Start of Records supplied

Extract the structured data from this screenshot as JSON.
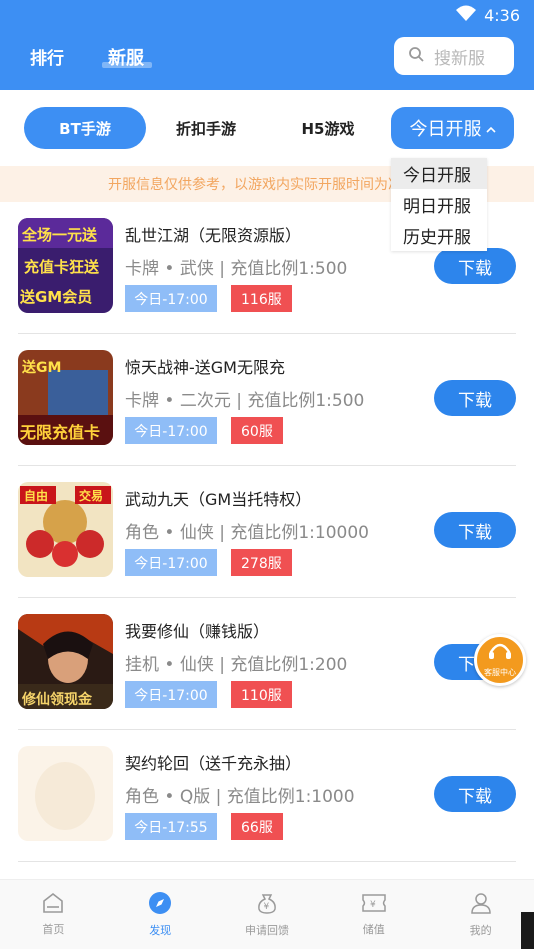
{
  "status": {
    "time": "4:36"
  },
  "header": {
    "tabs": [
      {
        "label": "排行"
      },
      {
        "label": "新服"
      }
    ],
    "search_placeholder": "搜新服"
  },
  "filters": {
    "tabs": [
      {
        "label": "BT手游"
      },
      {
        "label": "折扣手游"
      },
      {
        "label": "H5游戏"
      }
    ],
    "day_select": {
      "label": "今日开服"
    },
    "dropdown": [
      {
        "label": "今日开服"
      },
      {
        "label": "明日开服"
      },
      {
        "label": "历史开服"
      }
    ]
  },
  "notice": "开服信息仅供参考，以游戏内实际开服时间为准",
  "games": [
    {
      "name": "乱世江湖（无限资源版）",
      "meta": "卡牌 • 武侠 | 充值比例1:500",
      "time": "今日-17:00",
      "server": "116服",
      "download": "下载",
      "thumb_text": [
        "全场一元送",
        "充值卡狂送",
        "送GM会员"
      ]
    },
    {
      "name": "惊天战神-送GM无限充",
      "meta": "卡牌 • 二次元 | 充值比例1:500",
      "time": "今日-17:00",
      "server": "60服",
      "download": "下载",
      "thumb_text": [
        "送GM",
        "无限充值卡"
      ]
    },
    {
      "name": "武动九天（GM当托特权）",
      "meta": "角色 • 仙侠 | 充值比例1:10000",
      "time": "今日-17:00",
      "server": "278服",
      "download": "下载",
      "thumb_text": [
        "自由",
        "交易"
      ]
    },
    {
      "name": "我要修仙（赚钱版）",
      "meta": "挂机 • 仙侠 | 充值比例1:200",
      "time": "今日-17:00",
      "server": "110服",
      "download": "下载",
      "thumb_text": [
        "修仙领现金"
      ]
    },
    {
      "name": "契约轮回（送千充永抽）",
      "meta": "角色 • Q版 | 充值比例1:1000",
      "time": "今日-17:55",
      "server": "66服",
      "download": "下载",
      "thumb_text": []
    }
  ],
  "float_help": {
    "label": "客服中心"
  },
  "bottom_nav": [
    {
      "label": "首页",
      "icon": "home-icon"
    },
    {
      "label": "发现",
      "icon": "compass-icon",
      "active": true
    },
    {
      "label": "申请回馈",
      "icon": "money-bag-icon"
    },
    {
      "label": "储值",
      "icon": "ticket-icon"
    },
    {
      "label": "我的",
      "icon": "user-icon"
    }
  ],
  "colors": {
    "primary": "#3d8ff3",
    "server_tag": "#f05052",
    "time_tag": "#8fbdf7",
    "notice_text": "#f2a660"
  }
}
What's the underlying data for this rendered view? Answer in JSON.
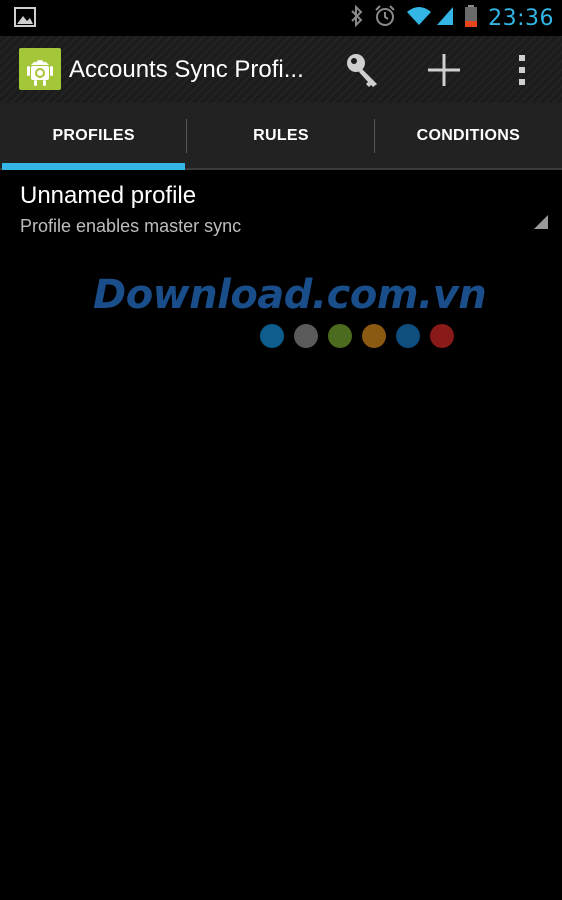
{
  "status_bar": {
    "time": "23:36",
    "icons": [
      "image-icon",
      "bluetooth-icon",
      "alarm-icon",
      "wifi-icon",
      "signal-icon",
      "battery-icon"
    ],
    "clock_color": "#33b5e5"
  },
  "action_bar": {
    "title": "Accounts Sync Profi...",
    "app_icon": "android-icon",
    "actions": [
      {
        "name": "key-icon"
      },
      {
        "name": "add-icon"
      },
      {
        "name": "overflow-menu-icon"
      }
    ]
  },
  "tabs": [
    {
      "label": "PROFILES",
      "selected": true
    },
    {
      "label": "RULES",
      "selected": false
    },
    {
      "label": "CONDITIONS",
      "selected": false
    }
  ],
  "accent_color": "#33b5e5",
  "profiles": [
    {
      "title": "Unnamed profile",
      "subtitle": "Profile enables master sync"
    }
  ],
  "watermark": {
    "text": "Download.com.vn",
    "dot_colors": [
      "#0e5d8c",
      "#5a5a5a",
      "#4b6b1e",
      "#8a5a12",
      "#0e4f80",
      "#8a1a1a"
    ]
  }
}
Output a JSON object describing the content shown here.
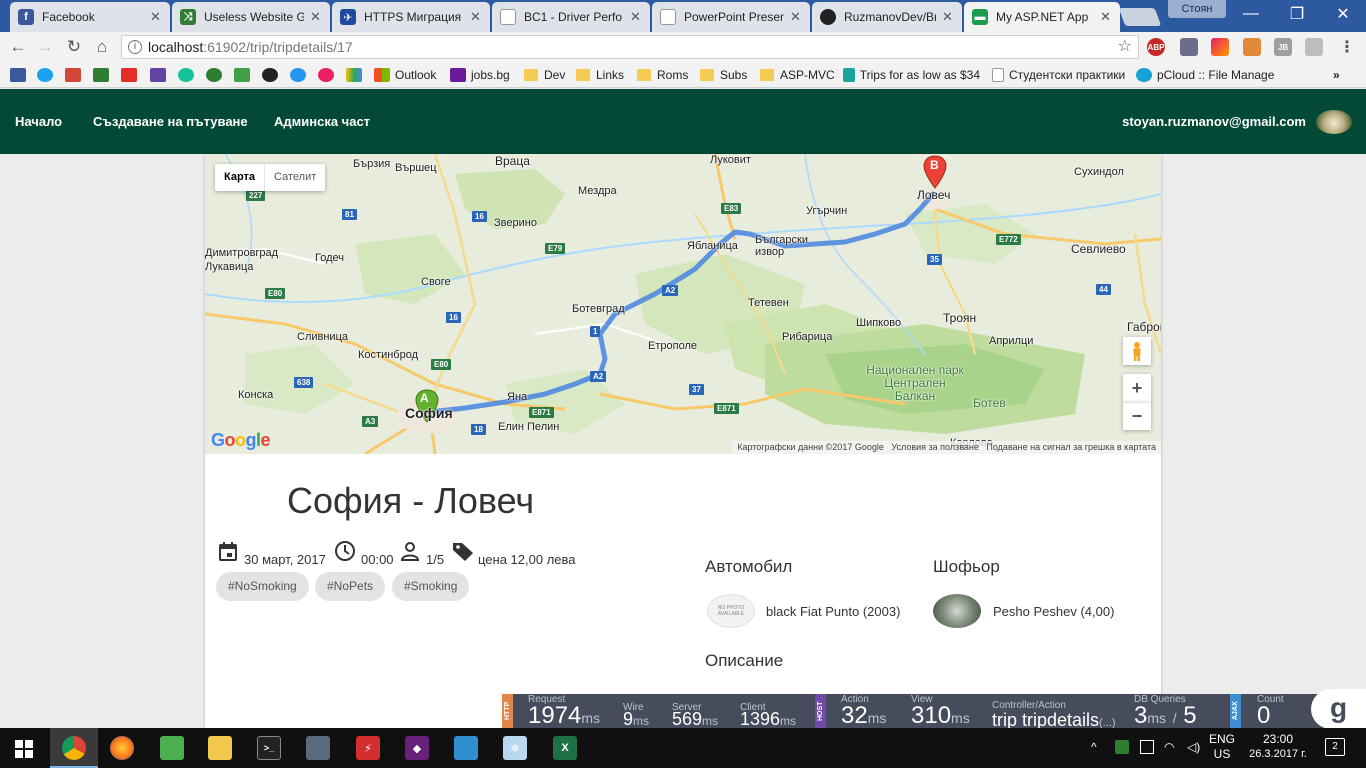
{
  "browser": {
    "tabs": [
      {
        "title": "Facebook",
        "icon": "facebook-icon",
        "color": "#3b5998"
      },
      {
        "title": "Useless Website G",
        "icon": "shuffle-icon",
        "color": "#2e7d32"
      },
      {
        "title": "HTTPS Миграция",
        "icon": "plane-icon",
        "color": "#1e4aa0"
      },
      {
        "title": "BC1 - Driver Perfo",
        "icon": "document-icon",
        "color": "#888888"
      },
      {
        "title": "PowerPoint Presen",
        "icon": "document-icon",
        "color": "#888888"
      },
      {
        "title": "RuzmanovDev/Bru",
        "icon": "github-icon",
        "color": "#222222"
      },
      {
        "title": "My ASP.NET App",
        "icon": "car-icon",
        "color": "#1b9e4b"
      }
    ],
    "window_user": "Стоян",
    "url_host": "localhost",
    "url_rest": ":61902/trip/tripdetails/17",
    "bookmarks": [
      {
        "label": "Outlook",
        "type": "site",
        "color": "#e8532e"
      },
      {
        "label": "jobs.bg",
        "type": "site",
        "color": "#6a1b9a"
      },
      {
        "label": "Dev",
        "type": "folder"
      },
      {
        "label": "Links",
        "type": "folder"
      },
      {
        "label": "Roms",
        "type": "folder"
      },
      {
        "label": "Subs",
        "type": "folder"
      },
      {
        "label": "ASP-MVC",
        "type": "folder"
      },
      {
        "label": "Trips for as low as $34",
        "type": "site",
        "color": "#1aa39a"
      },
      {
        "label": "Студентски практики",
        "type": "page"
      },
      {
        "label": "pCloud :: File Manage",
        "type": "site",
        "color": "#17a2d6"
      }
    ],
    "overflow": "»"
  },
  "site_nav": {
    "links": [
      "Начало",
      "Създаване на пътуване",
      "Админска част"
    ],
    "user_email": "stoyan.ruzmanov@gmail.com"
  },
  "map": {
    "type_options": [
      "Карта",
      "Сателит"
    ],
    "selected_type": "Карта",
    "marker_a": "A",
    "marker_b": "B",
    "zoom_in": "+",
    "zoom_out": "−",
    "logo": "Google",
    "footer": [
      "Картографски данни ©2017 Google",
      "Условия за ползване",
      "Подаване на сигнал за грешка в картата"
    ],
    "places": [
      {
        "name": "Бързия"
      },
      {
        "name": "Вършец"
      },
      {
        "name": "Враца"
      },
      {
        "name": "Луковит"
      },
      {
        "name": "Мездра"
      },
      {
        "name": "Сухиндол"
      },
      {
        "name": "Ловеч",
        "major": true
      },
      {
        "name": "Угърчин"
      },
      {
        "name": "Зверино"
      },
      {
        "name": "Ябланица"
      },
      {
        "name": "Български извор"
      },
      {
        "name": "Севлиево"
      },
      {
        "name": "Годеч"
      },
      {
        "name": "Своге"
      },
      {
        "name": "Ботевград"
      },
      {
        "name": "Тетевен"
      },
      {
        "name": "Сливница"
      },
      {
        "name": "Шипково"
      },
      {
        "name": "Троян"
      },
      {
        "name": "Габрово"
      },
      {
        "name": "Костинброд"
      },
      {
        "name": "Етрополе"
      },
      {
        "name": "Рибарица"
      },
      {
        "name": "Априлци"
      },
      {
        "name": "Конска"
      },
      {
        "name": "София",
        "major": true
      },
      {
        "name": "Яна"
      },
      {
        "name": "Елин Пелин"
      },
      {
        "name": "Димитровград"
      },
      {
        "name": "Лукавица"
      },
      {
        "name": "Национален парк Централен Балкан"
      },
      {
        "name": "Ботев"
      },
      {
        "name": "Карлово"
      }
    ],
    "roads": [
      "81",
      "16",
      "E79",
      "E83",
      "E772",
      "35",
      "44",
      "E80",
      "16",
      "A2",
      "1",
      "A2",
      "E80",
      "638",
      "37",
      "E871",
      "E871",
      "A3",
      "18",
      "227"
    ]
  },
  "trip": {
    "title": "София - Ловеч",
    "date": "30 март, 2017",
    "time": "00:00",
    "seats": "1/5",
    "price": "цена 12,00 лева",
    "tags": [
      "#NoSmoking",
      "#NoPets",
      "#Smoking"
    ],
    "car_heading": "Автомобил",
    "car": "black Fiat Punto (2003)",
    "car_photo_text": "NO PHOTO AVAILABLE",
    "driver_heading": "Шофьор",
    "driver": "Pesho Peshev (4,00)",
    "description_heading": "Описание"
  },
  "glimpse": {
    "http_label": "HTTP",
    "host_label": "HOST",
    "ajax_label": "AJAX",
    "request": {
      "label": "Request",
      "value": "1974",
      "unit": "ms"
    },
    "wire": {
      "label": "Wire",
      "value": "9",
      "unit": "ms"
    },
    "server": {
      "label": "Server",
      "value": "569",
      "unit": "ms"
    },
    "client": {
      "label": "Client",
      "value": "1396",
      "unit": "ms"
    },
    "action": {
      "label": "Action",
      "value": "32",
      "unit": "ms"
    },
    "view": {
      "label": "View",
      "value": "310",
      "unit": "ms"
    },
    "controller": {
      "label": "Controller/Action",
      "value": "trip tripdetails",
      "suffix": "(...)"
    },
    "db": {
      "label": "DB Queries",
      "value": "3",
      "unit": "ms",
      "count": "5",
      "sep": "/"
    },
    "count": {
      "label": "Count",
      "value": "0"
    },
    "logo": "g"
  },
  "taskbar": {
    "lang": "ENG",
    "region": "US",
    "time": "23:00",
    "date": "26.3.2017 г.",
    "notifications": "2"
  }
}
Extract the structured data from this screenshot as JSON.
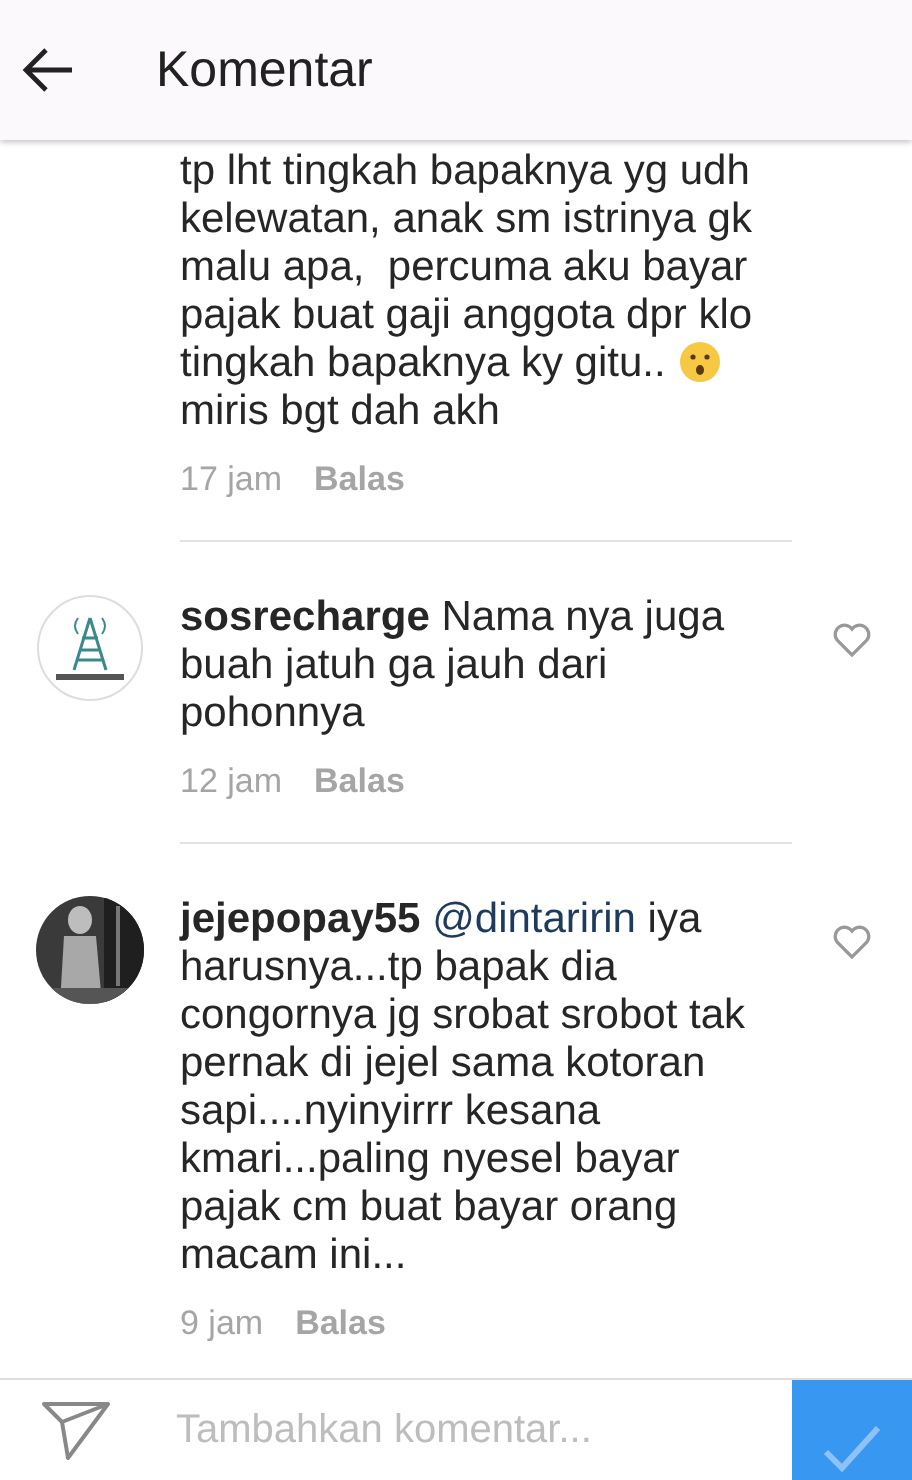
{
  "header": {
    "title": "Komentar"
  },
  "comments": [
    {
      "heart": false,
      "lines": [
        {
          "kind": "plain",
          "text": "tp lht tingkah bapaknya yg udh"
        },
        {
          "kind": "plain",
          "text": "kelewatan, anak sm istrinya gk"
        },
        {
          "kind": "plain",
          "text": "malu apa,  percuma aku bayar"
        },
        {
          "kind": "plain",
          "text": "pajak buat gaji anggota dpr klo"
        },
        {
          "kind": "emoji_end",
          "text": "tingkah bapaknya ky gitu.."
        },
        {
          "kind": "plain",
          "text": "miris bgt dah akh"
        }
      ],
      "time": "17 jam",
      "reply": "Balas"
    },
    {
      "username": "sosrecharge",
      "heart": true,
      "lines": [
        {
          "kind": "plain",
          "text": "Nama nya juga"
        },
        {
          "kind": "plain",
          "text": "buah jatuh ga jauh dari"
        },
        {
          "kind": "plain",
          "text": "pohonnya"
        }
      ],
      "time": "12 jam",
      "reply": "Balas"
    },
    {
      "username": "jejepopay55",
      "mention": "@dintaririn",
      "heart": true,
      "lines": [
        {
          "kind": "plain",
          "text": "iya"
        },
        {
          "kind": "plain",
          "text": "harusnya...tp bapak dia"
        },
        {
          "kind": "plain",
          "text": "congornya jg srobat srobot tak"
        },
        {
          "kind": "plain",
          "text": "pernak di jejel sama kotoran"
        },
        {
          "kind": "plain",
          "text": "sapi....nyinyirrr kesana"
        },
        {
          "kind": "plain",
          "text": "kmari...paling nyesel bayar"
        },
        {
          "kind": "plain",
          "text": "pajak cm buat bayar orang"
        },
        {
          "kind": "plain",
          "text": "macam ini..."
        }
      ],
      "time": "9 jam",
      "reply": "Balas"
    }
  ],
  "composer": {
    "placeholder": "Tambahkan komentar..."
  }
}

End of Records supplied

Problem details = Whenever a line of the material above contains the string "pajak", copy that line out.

Reply =
          "text": "pajak buat gaji anggota dpr klo"
          "text": "pajak cm buat bayar orang"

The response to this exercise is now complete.